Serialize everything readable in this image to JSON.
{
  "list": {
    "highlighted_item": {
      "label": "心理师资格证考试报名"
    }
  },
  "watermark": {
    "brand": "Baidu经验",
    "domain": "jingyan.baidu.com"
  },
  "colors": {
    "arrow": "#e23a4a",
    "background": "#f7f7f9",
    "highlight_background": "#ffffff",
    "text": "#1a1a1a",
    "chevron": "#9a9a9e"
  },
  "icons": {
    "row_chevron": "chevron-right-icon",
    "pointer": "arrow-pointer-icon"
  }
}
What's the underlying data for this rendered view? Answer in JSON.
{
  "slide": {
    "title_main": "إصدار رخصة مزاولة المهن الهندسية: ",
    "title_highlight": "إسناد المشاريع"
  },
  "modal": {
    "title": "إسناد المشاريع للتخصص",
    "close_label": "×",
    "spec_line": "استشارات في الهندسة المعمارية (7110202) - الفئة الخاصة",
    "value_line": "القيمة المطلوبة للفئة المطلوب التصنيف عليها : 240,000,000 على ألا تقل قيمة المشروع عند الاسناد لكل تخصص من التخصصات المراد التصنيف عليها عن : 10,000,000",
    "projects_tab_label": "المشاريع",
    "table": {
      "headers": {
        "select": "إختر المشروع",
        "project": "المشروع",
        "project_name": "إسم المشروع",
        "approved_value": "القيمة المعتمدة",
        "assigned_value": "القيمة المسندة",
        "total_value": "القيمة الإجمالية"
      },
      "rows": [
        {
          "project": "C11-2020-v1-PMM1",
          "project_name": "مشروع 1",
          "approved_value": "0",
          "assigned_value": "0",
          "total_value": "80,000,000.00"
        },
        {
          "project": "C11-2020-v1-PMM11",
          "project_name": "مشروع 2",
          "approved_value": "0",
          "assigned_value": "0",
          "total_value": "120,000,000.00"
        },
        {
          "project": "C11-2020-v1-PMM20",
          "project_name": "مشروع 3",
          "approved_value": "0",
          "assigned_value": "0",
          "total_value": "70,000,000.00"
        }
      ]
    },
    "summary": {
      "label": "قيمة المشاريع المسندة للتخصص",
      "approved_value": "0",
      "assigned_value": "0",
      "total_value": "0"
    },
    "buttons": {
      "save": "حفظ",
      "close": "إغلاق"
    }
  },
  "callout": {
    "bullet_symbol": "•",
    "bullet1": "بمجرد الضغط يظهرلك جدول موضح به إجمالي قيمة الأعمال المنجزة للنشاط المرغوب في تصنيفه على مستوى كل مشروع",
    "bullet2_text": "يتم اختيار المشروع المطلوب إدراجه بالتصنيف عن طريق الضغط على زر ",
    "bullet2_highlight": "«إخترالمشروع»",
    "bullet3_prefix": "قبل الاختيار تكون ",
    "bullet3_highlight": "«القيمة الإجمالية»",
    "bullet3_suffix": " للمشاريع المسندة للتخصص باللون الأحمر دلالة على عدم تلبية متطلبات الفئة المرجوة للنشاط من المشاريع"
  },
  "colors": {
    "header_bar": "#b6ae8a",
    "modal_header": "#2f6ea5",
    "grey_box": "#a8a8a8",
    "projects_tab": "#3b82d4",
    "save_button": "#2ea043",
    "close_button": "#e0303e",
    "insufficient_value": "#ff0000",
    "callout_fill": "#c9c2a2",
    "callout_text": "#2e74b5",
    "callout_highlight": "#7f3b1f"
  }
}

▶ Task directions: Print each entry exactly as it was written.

▶ Answer to this task:
Serialize everything readable in this image to JSON.
{
  "list": {
    "highlighted_item": {
      "label": "心理师资格证考试报名"
    }
  },
  "watermark": {
    "brand": "Baidu经验",
    "domain": "jingyan.baidu.com"
  },
  "colors": {
    "arrow": "#e23a4a",
    "background": "#f7f7f9",
    "highlight_background": "#ffffff",
    "text": "#1a1a1a",
    "chevron": "#9a9a9e"
  },
  "icons": {
    "row_chevron": "chevron-right-icon",
    "pointer": "arrow-pointer-icon"
  }
}
What's the underlying data for this rendered view? Answer in JSON.
{
  "slide": {
    "title_main": "إصدار رخصة مزاولة المهن الهندسية: ",
    "title_highlight": "إسناد المشاريع"
  },
  "modal": {
    "title": "إسناد المشاريع للتخصص",
    "close_label": "×",
    "spec_line": "استشارات في الهندسة المعمارية (7110202) - الفئة الخاصة",
    "value_line": "القيمة المطلوبة للفئة المطلوب التصنيف عليها : 240,000,000 على ألا تقل قيمة المشروع عند الاسناد لكل تخصص من التخصصات المراد التصنيف عليها عن : 10,000,000",
    "projects_tab_label": "المشاريع",
    "table": {
      "headers": {
        "select": "إختر المشروع",
        "project": "المشروع",
        "project_name": "إسم المشروع",
        "approved_value": "القيمة المعتمدة",
        "assigned_value": "القيمة المسندة",
        "total_value": "القيمة الإجمالية"
      },
      "rows": [
        {
          "project": "C11-2020-v1-PMM1",
          "project_name": "مشروع 1",
          "approved_value": "0",
          "assigned_value": "0",
          "total_value": "80,000,000.00"
        },
        {
          "project": "C11-2020-v1-PMM11",
          "project_name": "مشروع 2",
          "approved_value": "0",
          "assigned_value": "0",
          "total_value": "120,000,000.00"
        },
        {
          "project": "C11-2020-v1-PMM20",
          "project_name": "مشروع 3",
          "approved_value": "0",
          "assigned_value": "0",
          "total_value": "70,000,000.00"
        }
      ]
    },
    "summary": {
      "label": "قيمة المشاريع المسندة للتخصص",
      "approved_value": "0",
      "assigned_value": "0",
      "total_value": "0"
    },
    "buttons": {
      "save": "حفظ",
      "close": "إغلاق"
    }
  },
  "callout": {
    "bullet_symbol": "•",
    "bullet1": "بمجرد الضغط يظهرلك جدول موضح به إجمالي قيمة الأعمال المنجزة للنشاط المرغوب في تصنيفه على مستوى كل مشروع",
    "bullet2_text": "يتم اختيار المشروع المطلوب إدراجه بالتصنيف عن طريق الضغط على زر ",
    "bullet2_highlight": "«إخترالمشروع»",
    "bullet3_prefix": "قبل الاختيار تكون ",
    "bullet3_highlight": "«القيمة الإجمالية»",
    "bullet3_suffix": " للمشاريع المسندة للتخصص باللون الأحمر دلالة على عدم تلبية متطلبات الفئة المرجوة للنشاط من المشاريع"
  },
  "colors": {
    "header_bar": "#b6ae8a",
    "modal_header": "#2f6ea5",
    "grey_box": "#a8a8a8",
    "projects_tab": "#3b82d4",
    "save_button": "#2ea043",
    "close_button": "#e0303e",
    "insufficient_value": "#ff0000",
    "callout_fill": "#c9c2a2",
    "callout_text": "#2e74b5",
    "callout_highlight": "#7f3b1f"
  }
}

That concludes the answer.